Start of Block

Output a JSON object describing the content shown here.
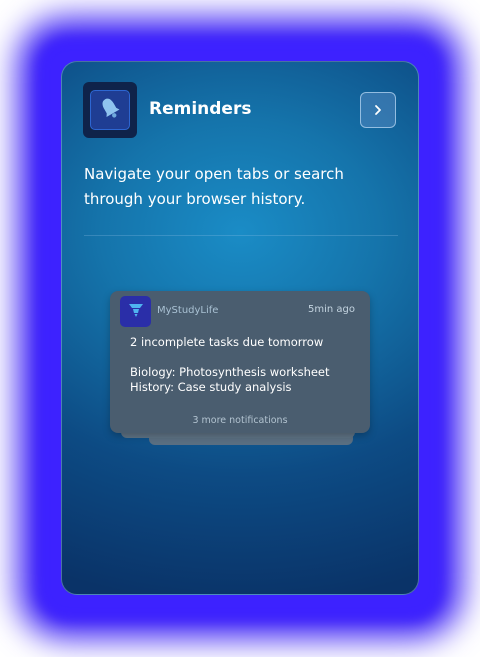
{
  "widget": {
    "title": "Reminders",
    "icon": "bell-icon",
    "next_button_icon": "chevron-right-icon",
    "description": "Navigate your open tabs or search through your browser history."
  },
  "notification": {
    "app_name": "MyStudyLife",
    "app_icon": "graduation-cap-icon",
    "time": "5min ago",
    "title": "2 incomplete tasks due tomorrow",
    "lines": [
      "Biology: Photosynthesis worksheet",
      "History: Case study analysis"
    ],
    "more": "3 more notifications"
  },
  "colors": {
    "glow": "#3a1ff5",
    "card_top": "#1a8cc6",
    "card_bottom": "#0a3368",
    "notification_bg": "#4a5d6f",
    "app_icon_bg": "#2a2ea8"
  }
}
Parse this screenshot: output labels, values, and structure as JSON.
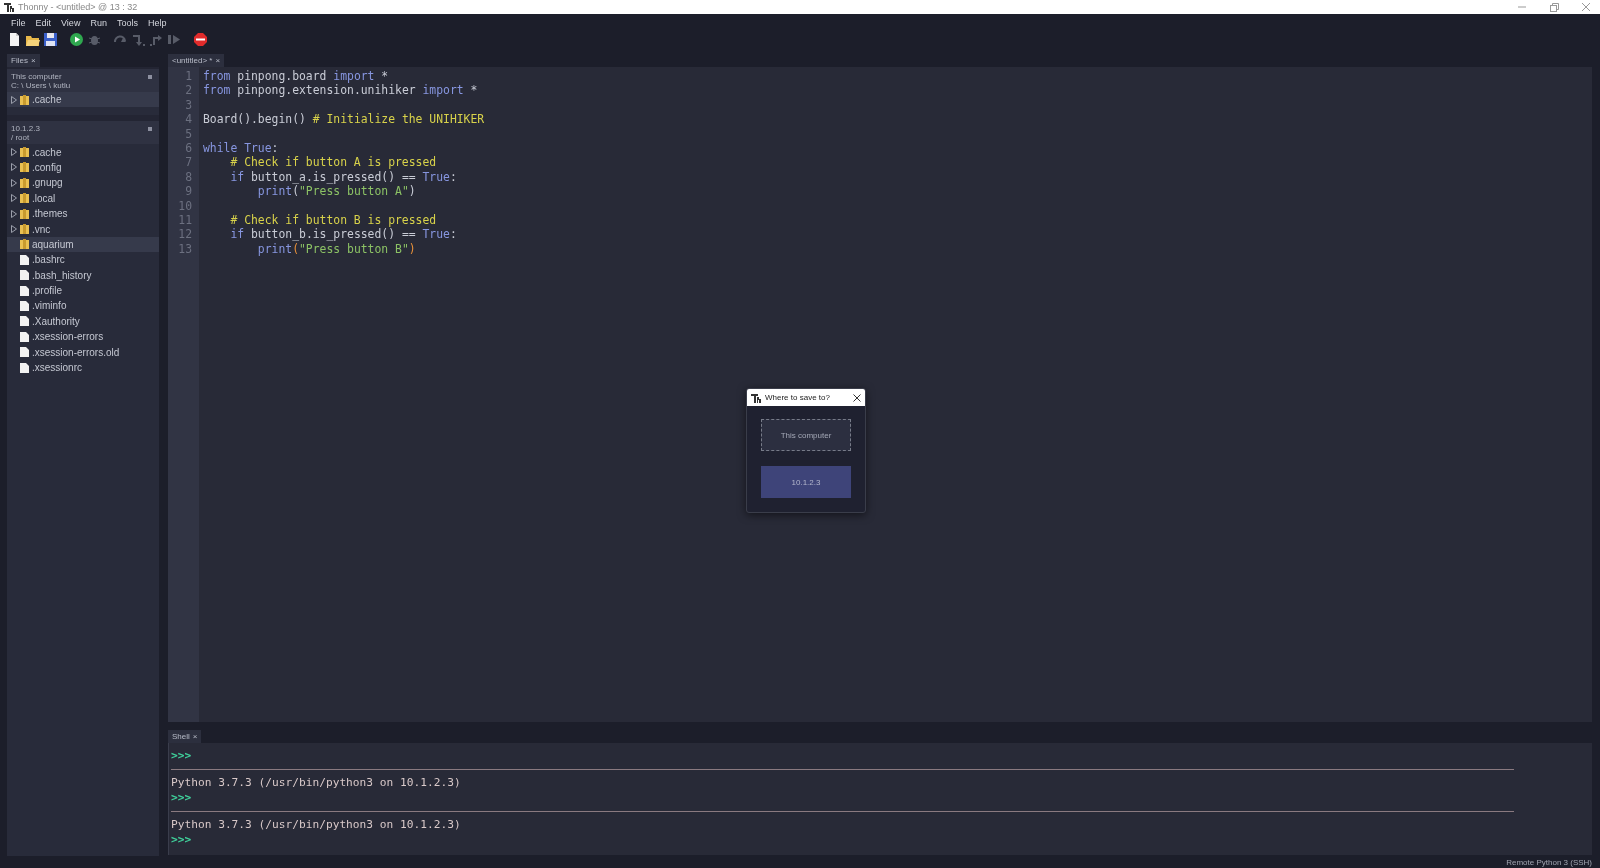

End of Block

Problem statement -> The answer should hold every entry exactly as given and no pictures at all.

Your solution ->
Output a JSON object describing the content shown here.
{
  "widget": {
    "title": "Reminders",
    "icon": "bell-icon",
    "next_button_icon": "chevron-right-icon",
    "description": "Navigate your open tabs or search through your browser history."
  },
  "notification": {
    "app_name": "MyStudyLife",
    "app_icon": "graduation-cap-icon",
    "time": "5min ago",
    "title": "2 incomplete tasks due tomorrow",
    "lines": [
      "Biology: Photosynthesis worksheet",
      "History: Case study analysis"
    ],
    "more": "3 more notifications"
  },
  "colors": {
    "glow": "#3a1ff5",
    "card_top": "#1a8cc6",
    "card_bottom": "#0a3368",
    "notification_bg": "#4a5d6f",
    "app_icon_bg": "#2a2ea8"
  }
}
Parse this screenshot: output labels, values, and structure as JSON.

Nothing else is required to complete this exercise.